Ronit has undergone a veritable transformation to play the villain in Boss

While most actors would do anything to earn the love of their audience, Ronit Bose Roy (Udaan, Shootout at Wadala and Student of the Year) insists that he’d rather have his audience hate and despise him. After all, he is playing the menacing villain in Akshay Kumar’s forthcoming action drama — Boss, a remake of Malayalam hit Pokkiri Raja. “Unless they really hate me for what I do in the film, I won’t believe I have done a good job,” says Ronit, who has undergone a veritable transformation for the role, with a muscular physique and a thick moustache, to mark his debut as a villain, one “for whom there is no redemption except death. There are no grey shades in him.”

Directed by Anthony D’Souza (earlier Blue), Boss sees Ronit in the role of a cruel, powerful top cop who locks horns with Akshay. “When I was told I was getting a role in the film with Akshay, I thought this is it. After Udaan, now they want to offer me the role of Akshay’s father! That’s when they said I was to play the villain. They wanted me, with my Mihir image (Ronit was very popular as the mild-mannered Mihir Virani in one of the longest running soaps on television — Kyunki Saas Bhi Kabhi Bahu Thi) to beat up Akshay — the king of action! Who would buy that?” laughs Ronit.

That laugh turned into agreement when Akshay personally called him to convince him regarding the role. “When I started working out like a maniac, Akshay asked me why I was stressing so much and I said that’s my contribution to Ayushman Thakur (his character in the film).” Ronit and Akshay go back a long way when they were training for Parkour together. “His enthusiasm and discipline rubs off on you. It’s impossible not to become like him when you are with him,” he adds.

Comparisons inevitable

While Ronit is aware that his villainous act is up for comparison with that of Prakash Raj and Sonu Sood who have played antagonists in Hindi remakes of South films rather successfully, he says he doesn’t deliberate on it too much. “I am not an analysis-and-strategy person. I do things with my heart.

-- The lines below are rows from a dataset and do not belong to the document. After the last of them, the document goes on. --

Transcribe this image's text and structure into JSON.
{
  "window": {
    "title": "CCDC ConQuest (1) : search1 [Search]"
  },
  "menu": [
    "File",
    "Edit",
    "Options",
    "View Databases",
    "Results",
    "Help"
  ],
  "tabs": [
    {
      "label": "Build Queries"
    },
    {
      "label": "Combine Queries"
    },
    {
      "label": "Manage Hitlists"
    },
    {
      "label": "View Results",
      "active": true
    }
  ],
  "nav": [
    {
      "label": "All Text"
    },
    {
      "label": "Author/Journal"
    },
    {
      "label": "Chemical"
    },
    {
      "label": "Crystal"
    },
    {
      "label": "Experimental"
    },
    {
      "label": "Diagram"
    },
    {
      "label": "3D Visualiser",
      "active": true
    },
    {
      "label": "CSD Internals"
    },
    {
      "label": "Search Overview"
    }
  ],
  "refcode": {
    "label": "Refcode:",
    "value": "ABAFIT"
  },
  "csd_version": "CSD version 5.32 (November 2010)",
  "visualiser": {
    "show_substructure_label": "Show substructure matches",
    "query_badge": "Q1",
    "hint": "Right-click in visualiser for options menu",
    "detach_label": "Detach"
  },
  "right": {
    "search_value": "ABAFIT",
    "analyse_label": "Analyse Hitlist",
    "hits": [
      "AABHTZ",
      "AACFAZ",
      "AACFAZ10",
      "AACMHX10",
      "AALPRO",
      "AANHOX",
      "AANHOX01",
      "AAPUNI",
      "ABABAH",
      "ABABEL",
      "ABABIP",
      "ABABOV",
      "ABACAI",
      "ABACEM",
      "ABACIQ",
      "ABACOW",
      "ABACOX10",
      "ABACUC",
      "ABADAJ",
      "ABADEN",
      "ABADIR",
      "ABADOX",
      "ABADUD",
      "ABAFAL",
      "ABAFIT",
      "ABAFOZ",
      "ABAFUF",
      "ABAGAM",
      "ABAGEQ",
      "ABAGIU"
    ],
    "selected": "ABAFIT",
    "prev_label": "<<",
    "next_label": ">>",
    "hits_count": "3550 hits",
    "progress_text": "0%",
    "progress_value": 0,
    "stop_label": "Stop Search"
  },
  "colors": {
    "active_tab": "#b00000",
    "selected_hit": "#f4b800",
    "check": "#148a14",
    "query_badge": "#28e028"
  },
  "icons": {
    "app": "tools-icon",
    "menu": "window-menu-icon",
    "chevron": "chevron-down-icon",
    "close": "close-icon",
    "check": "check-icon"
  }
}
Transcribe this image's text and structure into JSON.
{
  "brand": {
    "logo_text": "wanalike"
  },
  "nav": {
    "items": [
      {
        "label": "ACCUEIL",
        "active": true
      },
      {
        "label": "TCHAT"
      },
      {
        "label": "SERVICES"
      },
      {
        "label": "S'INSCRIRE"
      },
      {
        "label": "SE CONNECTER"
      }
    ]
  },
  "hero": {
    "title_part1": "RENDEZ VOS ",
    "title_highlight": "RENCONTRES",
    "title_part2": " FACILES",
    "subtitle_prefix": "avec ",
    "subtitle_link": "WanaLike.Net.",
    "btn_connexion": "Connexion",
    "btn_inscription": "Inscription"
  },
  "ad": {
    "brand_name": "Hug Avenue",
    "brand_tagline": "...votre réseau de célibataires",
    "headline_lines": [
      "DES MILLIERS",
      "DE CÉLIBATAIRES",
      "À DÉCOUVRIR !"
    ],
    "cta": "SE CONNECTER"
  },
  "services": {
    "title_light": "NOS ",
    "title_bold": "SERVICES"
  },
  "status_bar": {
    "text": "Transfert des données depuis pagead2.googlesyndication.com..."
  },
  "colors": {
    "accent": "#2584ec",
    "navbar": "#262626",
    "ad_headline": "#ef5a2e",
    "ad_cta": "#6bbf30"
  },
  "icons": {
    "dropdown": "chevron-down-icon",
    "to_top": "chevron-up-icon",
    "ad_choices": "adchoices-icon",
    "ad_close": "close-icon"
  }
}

There have been times when I have tried to plan, but I have realised that life doesn’t always work according to a plan. It’s best to keep your spontaneity.”

Ronit agrees that there is a thin line between making an entertaining film and being a wrong influencer. “It’s definitely a tightrope. I remember, as a child, walking out of Enter the Dragon and trying to be Bruce Lee. My daughter, for instance, didn’t speak to me for the entire day when she saw Udaan at the Cannes Film Festival. And this was when she was five-and-a-half years old. Films certainly affect certain sections of the audience but a lot is left to the maturity of the audience too,” he says.

The actor’s film Ugly by Anurag Kashyap has had a release at Cannes this year, and is now awaiting its India release. “It’s great that both my films are releasing back-to-back; one is an out-and-out commercial entertainer and the other, a dark thriller. I’d love to do diverse films; a comedy and a song-and-dance one too,” says the actor who made his debut 20 years ago with Jaan Tera Naam. He still rules television with his show Adaalat as Advocate K. D. Pathak, which he plans to continue.